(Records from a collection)
|---|
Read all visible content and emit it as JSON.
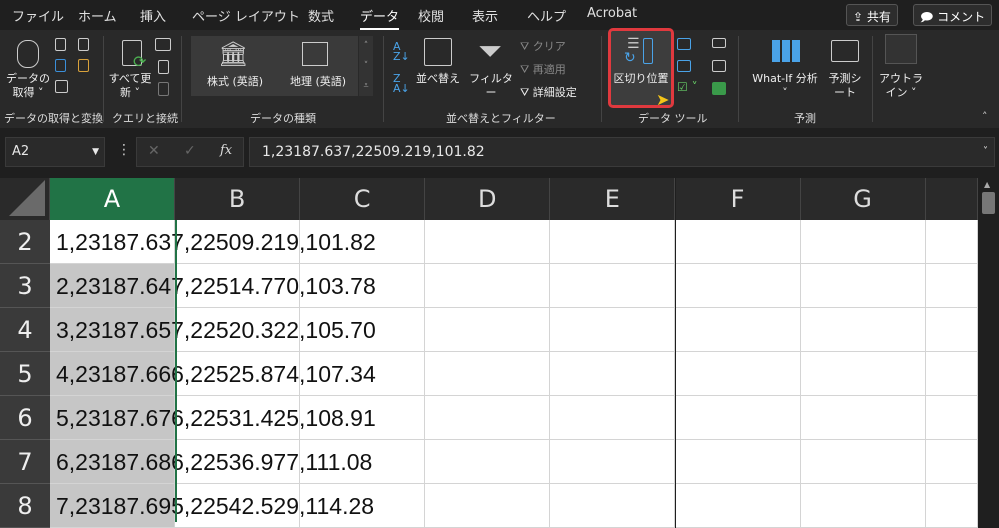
{
  "tabs": [
    "ファイル",
    "ホーム",
    "挿入",
    "ページ レイアウト",
    "数式",
    "データ",
    "校閲",
    "表示",
    "ヘルプ",
    "Acrobat"
  ],
  "active_tab": "データ",
  "share_label": "共有",
  "comment_label": "コメント",
  "groups": {
    "get_transform": {
      "label": "データの取得と変換",
      "get_data": "データの取得 ˅"
    },
    "queries": {
      "label": "クエリと接続",
      "refresh_all": "すべて更新 ˅"
    },
    "data_types": {
      "label": "データの種類",
      "stocks": "株式 (英語)",
      "geography": "地理 (英語)"
    },
    "sort_filter": {
      "label": "並べ替えとフィルター",
      "sort": "並べ替え",
      "filter": "フィルター",
      "clear": "クリア",
      "reapply": "再適用",
      "advanced": "詳細設定"
    },
    "data_tools": {
      "label": "データ ツール",
      "text_to_columns": "区切り位置"
    },
    "forecast": {
      "label": "予測",
      "what_if": "What-If 分析",
      "what_if_arrow": "˅",
      "forecast_sheet": "予測シート"
    },
    "outline": {
      "label": "アウトライン ˅"
    }
  },
  "name_box": "A2",
  "formula": "1,23187.637,22509.219,101.82",
  "columns": [
    "A",
    "B",
    "C",
    "D",
    "E",
    "F",
    "G"
  ],
  "rows": [
    {
      "num": "2",
      "text": "1,23187.637,22509.219,101.82"
    },
    {
      "num": "3",
      "text": "2,23187.647,22514.770,103.78"
    },
    {
      "num": "4",
      "text": "3,23187.657,22520.322,105.70"
    },
    {
      "num": "5",
      "text": "4,23187.666,22525.874,107.34"
    },
    {
      "num": "6",
      "text": "5,23187.676,22531.425,108.91"
    },
    {
      "num": "7",
      "text": "6,23187.686,22536.977,111.08"
    },
    {
      "num": "8",
      "text": "7,23187.695,22542.529,114.28"
    }
  ],
  "colors": {
    "accent": "#217346",
    "highlight": "#e0393e"
  }
}
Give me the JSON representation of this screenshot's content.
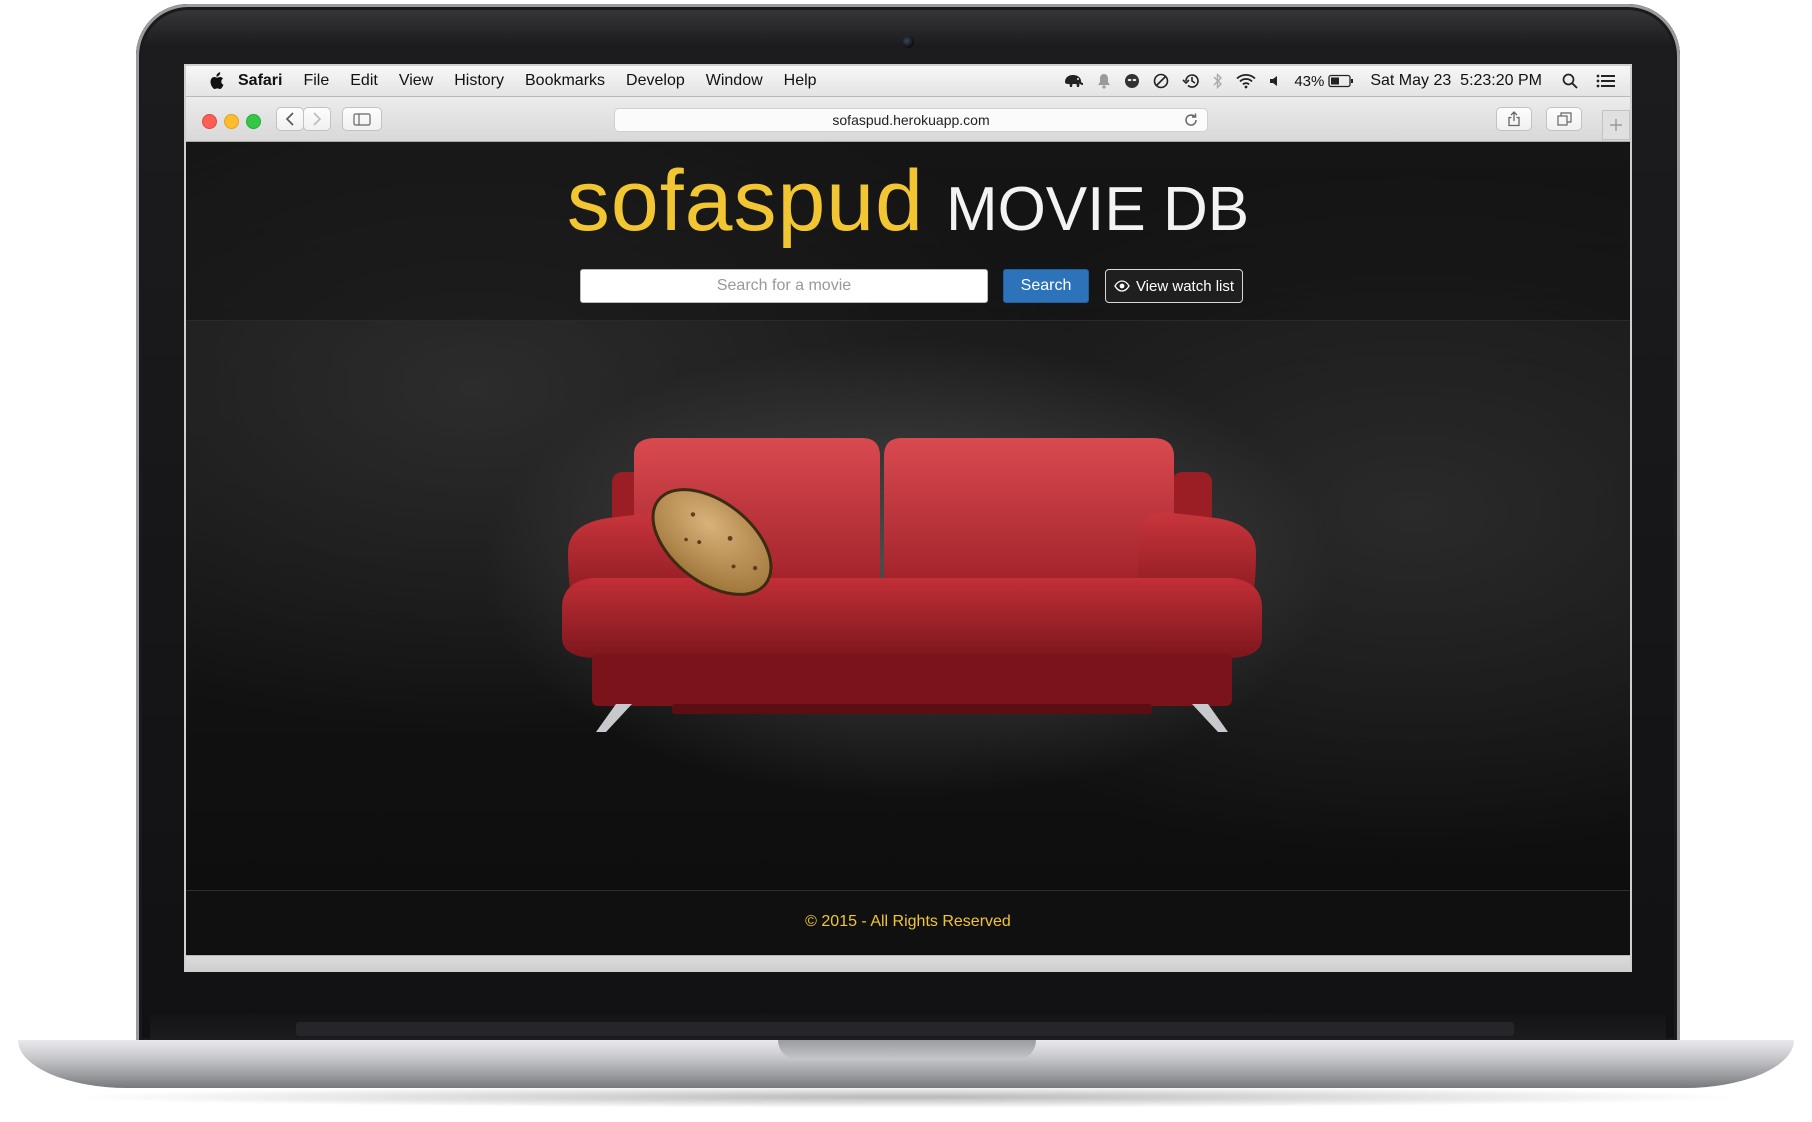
{
  "menubar": {
    "app_name": "Safari",
    "items": [
      "File",
      "Edit",
      "View",
      "History",
      "Bookmarks",
      "Develop",
      "Window",
      "Help"
    ],
    "battery_percent": "43%",
    "clock": "Sat May 23  5:23:20 PM"
  },
  "browser": {
    "url": "sofaspud.herokuapp.com"
  },
  "site": {
    "brand_primary": "sofaspud",
    "brand_secondary": "MOVIE DB",
    "search_placeholder": "Search for a movie",
    "search_button": "Search",
    "watchlist_button": "View watch list",
    "footer": "© 2015 - All Rights Reserved"
  },
  "colors": {
    "brand_yellow": "#f2c532",
    "button_blue": "#2c73ba",
    "sofa_red": "#b3212a",
    "potato": "#b58a4c"
  },
  "icons": {
    "apple": "apple-icon",
    "watchlist": "eye-icon",
    "back": "chevron-left-icon",
    "forward": "chevron-right-icon"
  }
}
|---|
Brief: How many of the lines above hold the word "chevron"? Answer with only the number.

Answer box: 2